Tuesday, August 07, 2007
One More Time
When I was "interviewed" for a website recently, one of the questions was if another blogger and I had stopped feuding. Not that I know of, was what I said. I'm not sure if there's been a feud, for one thing. For another, I feel teensy bad that many moons ago I did make some (possibly inappropriately) snide comments about his chosen field. The reason I bring it up now is that there've been a lot of articles lately that suggest that lots of people have no idea what it really means to be a doctor. Crazy stuff, some of it.
In the formative days of this blog, I wrote once about shortcomings I saw in family practice docs coming right out of training. (I find many of my older posts embarrassingly bad, so I'm not even going to look for and quote myself.) What I hope I said was along these lines: worse than a doctor who doesn't know stuff is a doctor who doesn't know s/he doesn't know stuff. Compared to specialty training -- in which it seems half the time is spent reminding (putting it nicely) trainees how little they know -- it was my impression that (at least at one time) the opposite seemed true of family practice. I probably didn't acknowledge that it's nearly an impossible task: teaching people a smattering of everything -- enough to know both what they're doing and to recognize when they don't. Still, the FPs I worked with who were freshly minted knew much less than they thought they did about the topics with which we dealt in common: breast lumps, breast cancer. Gallbladder problems, hernias, hemorrhoids. Colon things. Various stuff. (I put on some seminars, which helped.) And yet they happily (because, I assume, they weren't taught any differently) took on issues with no sense of discomfort or of a need for input. It may be intangible: but a doctor simply MUST know his/her limits. The shorter the training, the less intense (maybe, even, the kinder and gentler), the more poorly is that goal met. Now, in all specialties, that appears to be exactly where we're headed.
I think I also said -- and if I didn't, I should have -- that the FPs I knew who'd been around awhile were excellent docs. It just seemed to take a while to assimilate the sense of limits (not to mention to broaden the limits outward); and I think that's not as true of most specialty-trained docs. Acknowledging once more that many doctors share much in common with human beings, it's true that within any subset there are exceptions to the left, and to the right.

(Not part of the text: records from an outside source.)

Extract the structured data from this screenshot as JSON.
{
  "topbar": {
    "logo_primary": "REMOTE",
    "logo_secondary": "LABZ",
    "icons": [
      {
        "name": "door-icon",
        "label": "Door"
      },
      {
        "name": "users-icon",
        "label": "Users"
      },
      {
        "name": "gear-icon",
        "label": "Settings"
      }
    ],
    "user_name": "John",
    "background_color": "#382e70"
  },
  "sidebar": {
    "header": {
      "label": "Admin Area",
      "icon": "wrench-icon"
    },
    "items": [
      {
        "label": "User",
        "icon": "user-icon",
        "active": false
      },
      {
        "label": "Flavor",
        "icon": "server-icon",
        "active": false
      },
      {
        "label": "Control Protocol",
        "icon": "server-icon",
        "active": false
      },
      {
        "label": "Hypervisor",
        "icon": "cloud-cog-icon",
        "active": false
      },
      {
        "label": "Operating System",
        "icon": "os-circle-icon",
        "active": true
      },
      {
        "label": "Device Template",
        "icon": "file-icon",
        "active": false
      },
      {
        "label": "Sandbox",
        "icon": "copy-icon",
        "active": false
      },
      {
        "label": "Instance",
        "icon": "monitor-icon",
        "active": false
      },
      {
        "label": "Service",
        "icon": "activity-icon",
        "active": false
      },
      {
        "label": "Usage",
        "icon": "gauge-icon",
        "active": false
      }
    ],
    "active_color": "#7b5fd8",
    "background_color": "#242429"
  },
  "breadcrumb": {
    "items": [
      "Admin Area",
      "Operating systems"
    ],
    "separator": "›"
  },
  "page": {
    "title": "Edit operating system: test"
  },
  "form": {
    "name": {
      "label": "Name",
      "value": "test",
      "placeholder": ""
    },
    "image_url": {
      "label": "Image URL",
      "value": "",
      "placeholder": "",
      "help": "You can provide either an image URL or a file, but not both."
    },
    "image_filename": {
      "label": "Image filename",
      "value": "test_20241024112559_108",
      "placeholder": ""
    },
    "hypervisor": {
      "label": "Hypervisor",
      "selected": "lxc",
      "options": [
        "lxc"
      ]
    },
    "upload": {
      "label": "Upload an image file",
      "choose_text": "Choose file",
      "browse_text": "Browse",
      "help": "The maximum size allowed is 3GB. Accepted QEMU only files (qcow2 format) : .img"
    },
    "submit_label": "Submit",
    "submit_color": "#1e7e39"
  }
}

So why am I picking this scab again? Because of my recent post in response to an article in the NYT decrying doctors' incomes, and the comments thereon, as well as several related posts and comments in the recent medical blogosphere. Still more: I got an email from an excellent young medblogger asking my opinion about a post by some sort of health/fitness blogger in which he claimed that it should take way less time to train doctors; that you ought to be able to learn surgery in a couple of years. Procedures, he said, are often taught nowadays by reps from instrument companies, so how hard can it be?
Related is the concept bandied about by commenters here and elsewhere that all our health care money problems will be solved simply by cutting what doctors are paid and by cranking out way more docs. Perhaps the best of all was the prediction that any gaps in physician availability would be happily made up by women who want to be part-time docs and moms.
Still another connected issue is the on-going discussion among other bloggers regarding the 80-hour work week, and how us old farts who trained in the days of much longer hours simply haven't a clue about how clueless we are. These generally include tirades at how particularly egregious is surgical training and the arrogance of those within -- more the teachers than the teachees. But them, too.
And finally, my blog and those of others are rife with comments by people who've been treated egregiously by doctors. Truly. Egregiously. I'm embarrassed just to read some of the stuff; particularly as it reveals complete lack of communication skills, compassion, and empathy on the part of those doctors.
OK. I probably have neither the will nor the skill to do justice to bringing together all of these themes. Except to say this: there seems to be a very schizophrenic attitude about physicians. People want more knowledgeable doctors, ones that will listen better and explain more clearly. Docs that will fully enumerate and carefully explain all the issues and choices for any situation; who will be sensitive to their individual needs, who will both guide them but let them make all their own decisions. And, of course, doctors with comprehensively flawless knowledge and impeccably perfect skills. People criticize doctors -- surgeons especially -- for having a god-complex, but they want god-like perfection. To achieve it, they suggest flooding the market with doctors and spending less time training them. And, of course, after people flock to become these perfect doctors, to pay them less and less for their efforts. Highly qualified, well-motivated folks with altruism aplenty will fight their way to the front of the line.
Talked to the tooth fairy lately?